[Web page and app entries]
※
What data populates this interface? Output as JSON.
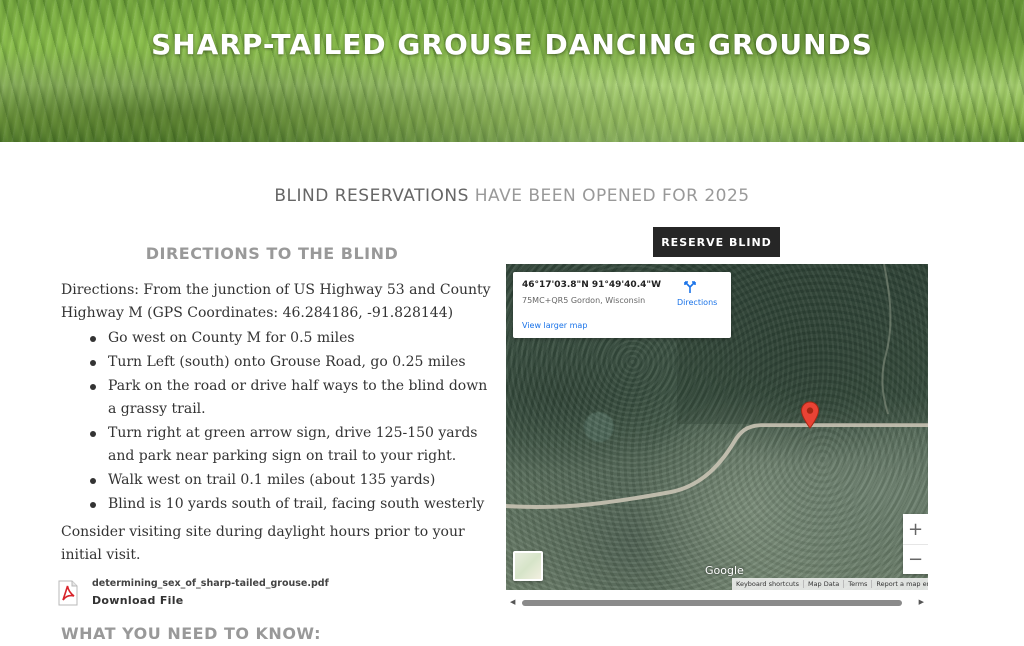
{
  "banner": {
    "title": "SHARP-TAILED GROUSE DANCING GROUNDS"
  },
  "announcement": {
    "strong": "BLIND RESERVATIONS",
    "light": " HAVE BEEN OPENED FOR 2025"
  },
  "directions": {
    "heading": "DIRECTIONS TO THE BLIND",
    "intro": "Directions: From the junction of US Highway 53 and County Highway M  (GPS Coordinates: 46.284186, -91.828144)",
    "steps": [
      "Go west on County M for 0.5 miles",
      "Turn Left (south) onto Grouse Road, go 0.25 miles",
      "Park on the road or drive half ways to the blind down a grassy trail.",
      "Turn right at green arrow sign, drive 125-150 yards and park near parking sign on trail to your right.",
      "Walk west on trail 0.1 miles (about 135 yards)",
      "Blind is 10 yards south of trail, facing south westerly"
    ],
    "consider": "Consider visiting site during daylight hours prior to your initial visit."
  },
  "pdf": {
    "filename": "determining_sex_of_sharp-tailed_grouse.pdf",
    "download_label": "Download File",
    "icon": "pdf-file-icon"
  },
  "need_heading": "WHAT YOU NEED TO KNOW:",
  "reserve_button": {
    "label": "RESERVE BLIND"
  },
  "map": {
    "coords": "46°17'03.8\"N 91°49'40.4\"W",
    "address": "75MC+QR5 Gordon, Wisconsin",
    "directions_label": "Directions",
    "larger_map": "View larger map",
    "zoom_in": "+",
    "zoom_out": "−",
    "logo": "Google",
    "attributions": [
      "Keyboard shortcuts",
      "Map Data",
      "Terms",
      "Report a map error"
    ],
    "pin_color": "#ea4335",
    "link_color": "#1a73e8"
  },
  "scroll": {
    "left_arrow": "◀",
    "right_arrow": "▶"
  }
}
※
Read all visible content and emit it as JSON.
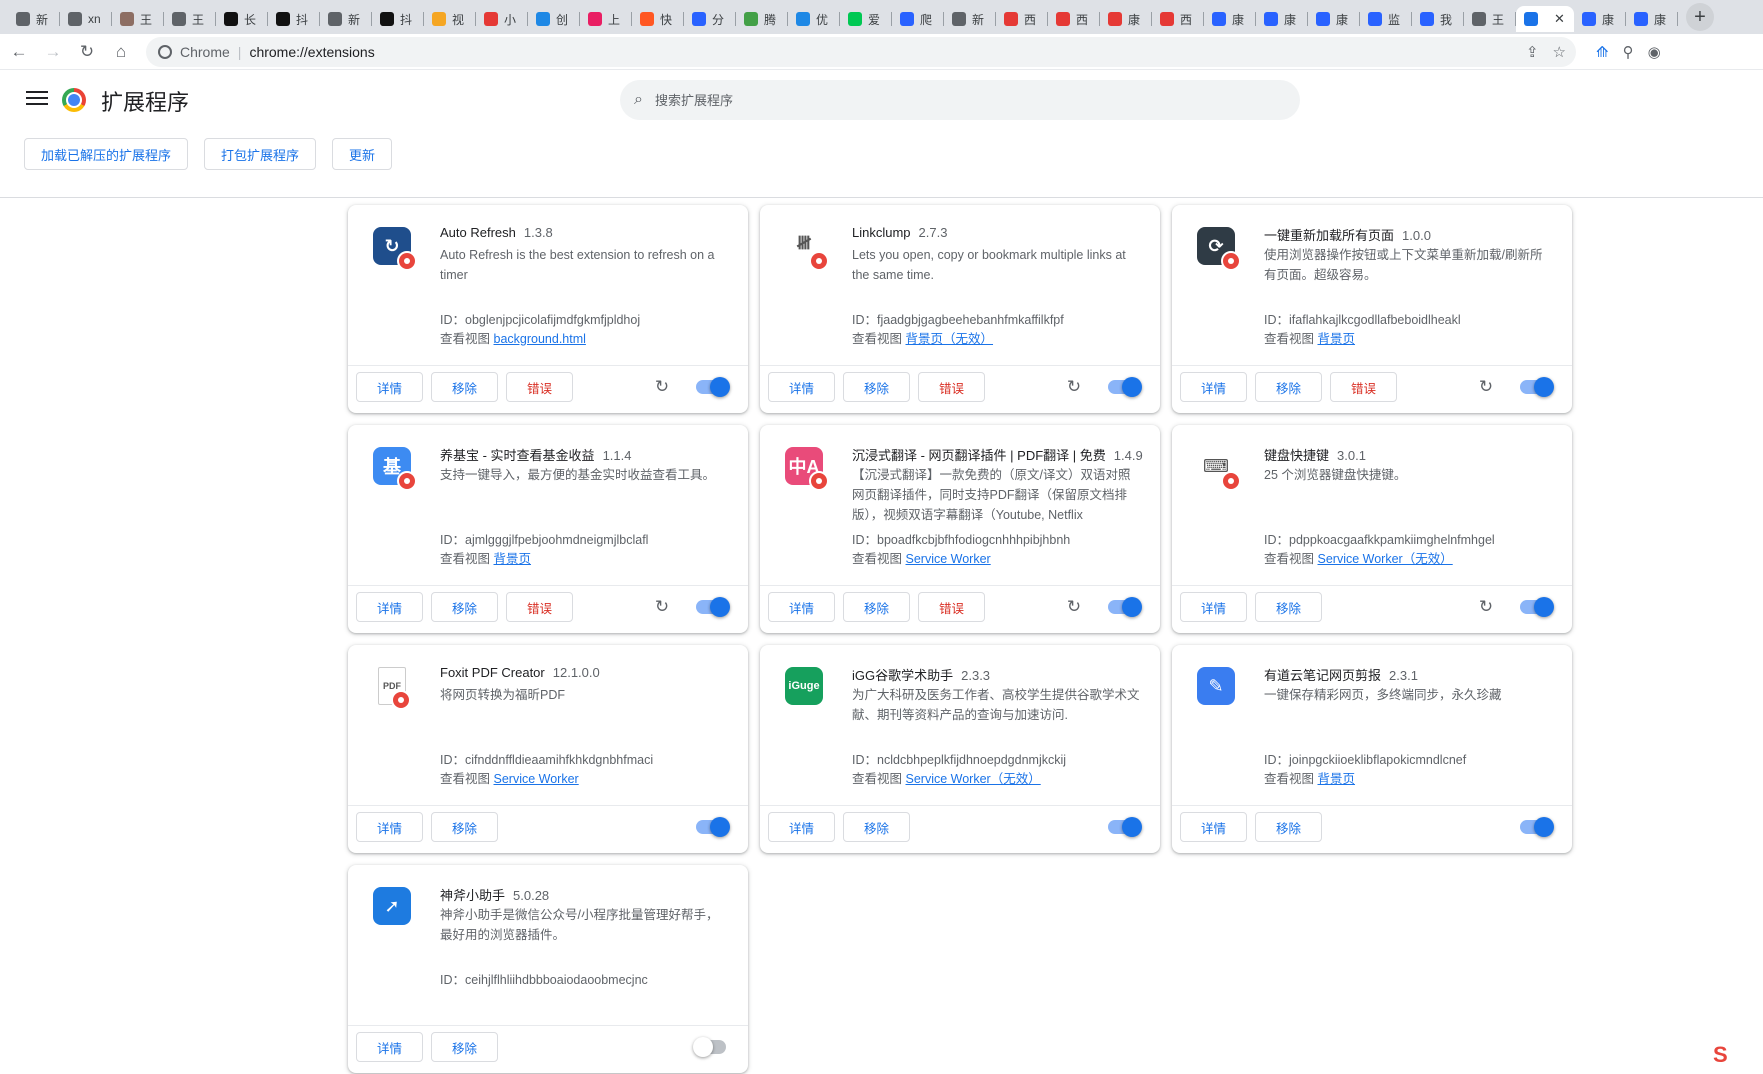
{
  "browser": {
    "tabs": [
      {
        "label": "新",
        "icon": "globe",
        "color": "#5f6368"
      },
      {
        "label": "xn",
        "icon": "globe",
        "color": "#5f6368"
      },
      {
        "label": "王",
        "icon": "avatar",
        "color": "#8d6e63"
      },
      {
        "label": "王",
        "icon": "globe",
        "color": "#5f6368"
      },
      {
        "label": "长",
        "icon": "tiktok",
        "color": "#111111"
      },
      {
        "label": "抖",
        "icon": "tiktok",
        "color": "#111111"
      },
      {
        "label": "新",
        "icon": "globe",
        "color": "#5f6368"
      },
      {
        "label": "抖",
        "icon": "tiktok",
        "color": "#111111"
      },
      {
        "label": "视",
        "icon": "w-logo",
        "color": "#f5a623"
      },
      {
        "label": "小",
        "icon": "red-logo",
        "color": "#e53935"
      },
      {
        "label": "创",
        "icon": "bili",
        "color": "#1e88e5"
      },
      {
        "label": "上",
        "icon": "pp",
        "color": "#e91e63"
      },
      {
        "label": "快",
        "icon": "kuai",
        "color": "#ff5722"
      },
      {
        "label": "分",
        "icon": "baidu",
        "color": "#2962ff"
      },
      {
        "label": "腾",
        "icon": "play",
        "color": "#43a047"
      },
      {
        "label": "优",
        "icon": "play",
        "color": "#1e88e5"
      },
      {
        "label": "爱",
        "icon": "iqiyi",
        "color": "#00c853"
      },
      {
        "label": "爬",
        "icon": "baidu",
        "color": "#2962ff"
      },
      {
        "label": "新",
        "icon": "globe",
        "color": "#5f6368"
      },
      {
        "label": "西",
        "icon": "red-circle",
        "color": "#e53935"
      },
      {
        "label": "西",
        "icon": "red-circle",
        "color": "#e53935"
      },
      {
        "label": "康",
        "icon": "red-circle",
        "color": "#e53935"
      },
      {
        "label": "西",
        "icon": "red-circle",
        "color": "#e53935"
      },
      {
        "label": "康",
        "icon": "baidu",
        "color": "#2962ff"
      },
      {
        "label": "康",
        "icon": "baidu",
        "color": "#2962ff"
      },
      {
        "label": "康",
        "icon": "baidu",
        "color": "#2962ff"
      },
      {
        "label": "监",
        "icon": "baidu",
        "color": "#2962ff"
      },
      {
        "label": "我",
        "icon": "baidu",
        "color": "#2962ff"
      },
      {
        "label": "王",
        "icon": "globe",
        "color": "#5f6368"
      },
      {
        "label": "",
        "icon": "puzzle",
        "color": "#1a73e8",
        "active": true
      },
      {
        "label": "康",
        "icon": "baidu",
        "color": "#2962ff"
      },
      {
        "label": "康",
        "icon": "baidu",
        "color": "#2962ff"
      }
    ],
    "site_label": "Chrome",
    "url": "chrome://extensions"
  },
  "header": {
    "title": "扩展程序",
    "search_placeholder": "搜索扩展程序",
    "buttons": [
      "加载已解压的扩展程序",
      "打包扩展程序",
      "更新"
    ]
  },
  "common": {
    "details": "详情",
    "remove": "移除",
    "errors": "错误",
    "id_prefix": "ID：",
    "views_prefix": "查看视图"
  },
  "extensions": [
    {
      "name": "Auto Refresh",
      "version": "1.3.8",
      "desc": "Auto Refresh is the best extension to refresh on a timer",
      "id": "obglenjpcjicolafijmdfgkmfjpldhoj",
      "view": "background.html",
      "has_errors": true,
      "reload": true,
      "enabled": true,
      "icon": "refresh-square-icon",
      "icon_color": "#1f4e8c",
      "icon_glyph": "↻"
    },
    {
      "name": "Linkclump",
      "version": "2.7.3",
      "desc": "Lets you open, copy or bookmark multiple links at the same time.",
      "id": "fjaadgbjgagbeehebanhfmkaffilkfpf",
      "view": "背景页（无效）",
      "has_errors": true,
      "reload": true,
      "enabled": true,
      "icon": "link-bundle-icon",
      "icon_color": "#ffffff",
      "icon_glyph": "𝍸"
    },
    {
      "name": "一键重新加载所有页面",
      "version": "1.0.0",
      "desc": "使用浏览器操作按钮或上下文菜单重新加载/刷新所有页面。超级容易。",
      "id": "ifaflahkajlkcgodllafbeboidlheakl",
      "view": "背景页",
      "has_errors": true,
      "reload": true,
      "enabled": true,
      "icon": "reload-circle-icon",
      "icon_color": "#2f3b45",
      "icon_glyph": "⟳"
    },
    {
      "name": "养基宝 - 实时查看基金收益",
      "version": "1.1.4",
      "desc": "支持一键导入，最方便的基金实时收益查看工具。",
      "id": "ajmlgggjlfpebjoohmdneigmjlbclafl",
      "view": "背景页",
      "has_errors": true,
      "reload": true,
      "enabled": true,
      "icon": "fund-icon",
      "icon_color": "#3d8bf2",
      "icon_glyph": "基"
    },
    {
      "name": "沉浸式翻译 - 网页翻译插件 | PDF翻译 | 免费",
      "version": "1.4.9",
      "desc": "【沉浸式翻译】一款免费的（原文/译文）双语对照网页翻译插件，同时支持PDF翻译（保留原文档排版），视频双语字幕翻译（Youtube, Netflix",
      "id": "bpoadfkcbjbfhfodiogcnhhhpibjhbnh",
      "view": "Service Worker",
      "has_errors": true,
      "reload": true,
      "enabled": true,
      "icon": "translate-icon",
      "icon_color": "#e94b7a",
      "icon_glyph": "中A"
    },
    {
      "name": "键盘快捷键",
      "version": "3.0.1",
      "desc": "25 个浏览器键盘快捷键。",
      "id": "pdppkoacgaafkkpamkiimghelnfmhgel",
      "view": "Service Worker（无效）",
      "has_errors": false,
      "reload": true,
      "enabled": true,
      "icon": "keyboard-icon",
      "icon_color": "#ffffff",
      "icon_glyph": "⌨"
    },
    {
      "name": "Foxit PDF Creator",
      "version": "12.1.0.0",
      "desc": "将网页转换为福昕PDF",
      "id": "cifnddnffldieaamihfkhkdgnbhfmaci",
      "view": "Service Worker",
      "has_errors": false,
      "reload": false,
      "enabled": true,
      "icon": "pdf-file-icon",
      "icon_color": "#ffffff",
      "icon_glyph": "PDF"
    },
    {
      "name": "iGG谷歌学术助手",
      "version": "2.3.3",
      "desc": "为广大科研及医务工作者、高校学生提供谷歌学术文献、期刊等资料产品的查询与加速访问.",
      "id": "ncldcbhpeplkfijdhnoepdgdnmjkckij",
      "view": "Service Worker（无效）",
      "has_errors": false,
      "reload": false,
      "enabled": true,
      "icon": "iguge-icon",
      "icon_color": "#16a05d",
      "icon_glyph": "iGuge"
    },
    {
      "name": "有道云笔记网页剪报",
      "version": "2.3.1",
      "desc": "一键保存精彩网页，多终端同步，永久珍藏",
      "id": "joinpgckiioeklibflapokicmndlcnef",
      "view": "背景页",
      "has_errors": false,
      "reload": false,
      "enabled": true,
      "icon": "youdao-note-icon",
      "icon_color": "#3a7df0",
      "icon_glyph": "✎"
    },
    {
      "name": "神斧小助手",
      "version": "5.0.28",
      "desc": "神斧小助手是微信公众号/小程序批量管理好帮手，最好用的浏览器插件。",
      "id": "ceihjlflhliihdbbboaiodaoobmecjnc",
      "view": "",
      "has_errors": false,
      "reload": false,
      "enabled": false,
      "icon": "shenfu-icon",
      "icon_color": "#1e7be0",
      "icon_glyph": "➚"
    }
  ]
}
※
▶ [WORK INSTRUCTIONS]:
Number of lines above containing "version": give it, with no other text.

▶ [SOLUTION BELOW]:
10